--- Provided records Enclosed Below ---

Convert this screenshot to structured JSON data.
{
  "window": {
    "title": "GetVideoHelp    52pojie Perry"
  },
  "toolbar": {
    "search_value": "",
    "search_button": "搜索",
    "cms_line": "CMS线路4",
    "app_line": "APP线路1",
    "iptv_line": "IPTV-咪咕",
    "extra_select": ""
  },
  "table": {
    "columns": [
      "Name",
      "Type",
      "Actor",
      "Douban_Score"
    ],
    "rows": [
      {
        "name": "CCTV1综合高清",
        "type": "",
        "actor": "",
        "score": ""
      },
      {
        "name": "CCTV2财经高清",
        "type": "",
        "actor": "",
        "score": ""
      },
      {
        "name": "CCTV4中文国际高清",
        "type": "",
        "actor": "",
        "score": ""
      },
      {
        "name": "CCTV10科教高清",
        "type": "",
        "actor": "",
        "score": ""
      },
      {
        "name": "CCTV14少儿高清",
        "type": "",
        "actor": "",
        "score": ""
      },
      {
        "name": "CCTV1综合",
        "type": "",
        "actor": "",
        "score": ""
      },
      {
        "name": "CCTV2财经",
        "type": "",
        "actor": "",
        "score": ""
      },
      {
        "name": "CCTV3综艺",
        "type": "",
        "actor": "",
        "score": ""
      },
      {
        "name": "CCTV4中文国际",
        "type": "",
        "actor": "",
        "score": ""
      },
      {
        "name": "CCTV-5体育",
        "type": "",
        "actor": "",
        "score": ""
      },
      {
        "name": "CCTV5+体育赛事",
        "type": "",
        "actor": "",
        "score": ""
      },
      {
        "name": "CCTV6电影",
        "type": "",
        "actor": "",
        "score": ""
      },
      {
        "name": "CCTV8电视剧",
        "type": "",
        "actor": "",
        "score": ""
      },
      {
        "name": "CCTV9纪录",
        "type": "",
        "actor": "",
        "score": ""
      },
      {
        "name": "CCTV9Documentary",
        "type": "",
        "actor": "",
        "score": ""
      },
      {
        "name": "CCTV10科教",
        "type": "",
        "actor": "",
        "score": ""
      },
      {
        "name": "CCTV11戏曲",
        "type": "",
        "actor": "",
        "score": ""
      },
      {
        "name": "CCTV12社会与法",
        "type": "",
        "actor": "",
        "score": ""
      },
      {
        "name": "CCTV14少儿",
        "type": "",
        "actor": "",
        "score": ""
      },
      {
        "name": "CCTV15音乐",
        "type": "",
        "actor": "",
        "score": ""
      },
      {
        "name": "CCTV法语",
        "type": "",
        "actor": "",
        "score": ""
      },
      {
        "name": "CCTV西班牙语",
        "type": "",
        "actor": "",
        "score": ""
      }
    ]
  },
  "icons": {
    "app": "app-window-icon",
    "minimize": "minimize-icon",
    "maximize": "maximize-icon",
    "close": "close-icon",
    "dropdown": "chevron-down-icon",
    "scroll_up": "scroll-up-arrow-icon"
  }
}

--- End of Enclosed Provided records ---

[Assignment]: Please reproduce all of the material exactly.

[Written response]:
Convert this screenshot to structured JSON data.
{
  "window": {
    "title": "GetVideoHelp    52pojie Perry"
  },
  "toolbar": {
    "search_value": "",
    "search_button": "搜索",
    "cms_line": "CMS线路4",
    "app_line": "APP线路1",
    "iptv_line": "IPTV-咪咕",
    "extra_select": ""
  },
  "table": {
    "columns": [
      "Name",
      "Type",
      "Actor",
      "Douban_Score"
    ],
    "rows": [
      {
        "name": "CCTV1综合高清",
        "type": "",
        "actor": "",
        "score": ""
      },
      {
        "name": "CCTV2财经高清",
        "type": "",
        "actor": "",
        "score": ""
      },
      {
        "name": "CCTV4中文国际高清",
        "type": "",
        "actor": "",
        "score": ""
      },
      {
        "name": "CCTV10科教高清",
        "type": "",
        "actor": "",
        "score": ""
      },
      {
        "name": "CCTV14少儿高清",
        "type": "",
        "actor": "",
        "score": ""
      },
      {
        "name": "CCTV1综合",
        "type": "",
        "actor": "",
        "score": ""
      },
      {
        "name": "CCTV2财经",
        "type": "",
        "actor": "",
        "score": ""
      },
      {
        "name": "CCTV3综艺",
        "type": "",
        "actor": "",
        "score": ""
      },
      {
        "name": "CCTV4中文国际",
        "type": "",
        "actor": "",
        "score": ""
      },
      {
        "name": "CCTV-5体育",
        "type": "",
        "actor": "",
        "score": ""
      },
      {
        "name": "CCTV5+体育赛事",
        "type": "",
        "actor": "",
        "score": ""
      },
      {
        "name": "CCTV6电影",
        "type": "",
        "actor": "",
        "score": ""
      },
      {
        "name": "CCTV8电视剧",
        "type": "",
        "actor": "",
        "score": ""
      },
      {
        "name": "CCTV9纪录",
        "type": "",
        "actor": "",
        "score": ""
      },
      {
        "name": "CCTV9Documentary",
        "type": "",
        "actor": "",
        "score": ""
      },
      {
        "name": "CCTV10科教",
        "type": "",
        "actor": "",
        "score": ""
      },
      {
        "name": "CCTV11戏曲",
        "type": "",
        "actor": "",
        "score": ""
      },
      {
        "name": "CCTV12社会与法",
        "type": "",
        "actor": "",
        "score": ""
      },
      {
        "name": "CCTV14少儿",
        "type": "",
        "actor": "",
        "score": ""
      },
      {
        "name": "CCTV15音乐",
        "type": "",
        "actor": "",
        "score": ""
      },
      {
        "name": "CCTV法语",
        "type": "",
        "actor": "",
        "score": ""
      },
      {
        "name": "CCTV西班牙语",
        "type": "",
        "actor": "",
        "score": ""
      }
    ]
  },
  "icons": {
    "app": "app-window-icon",
    "minimize": "minimize-icon",
    "maximize": "maximize-icon",
    "close": "close-icon",
    "dropdown": "chevron-down-icon",
    "scroll_up": "scroll-up-arrow-icon"
  }
}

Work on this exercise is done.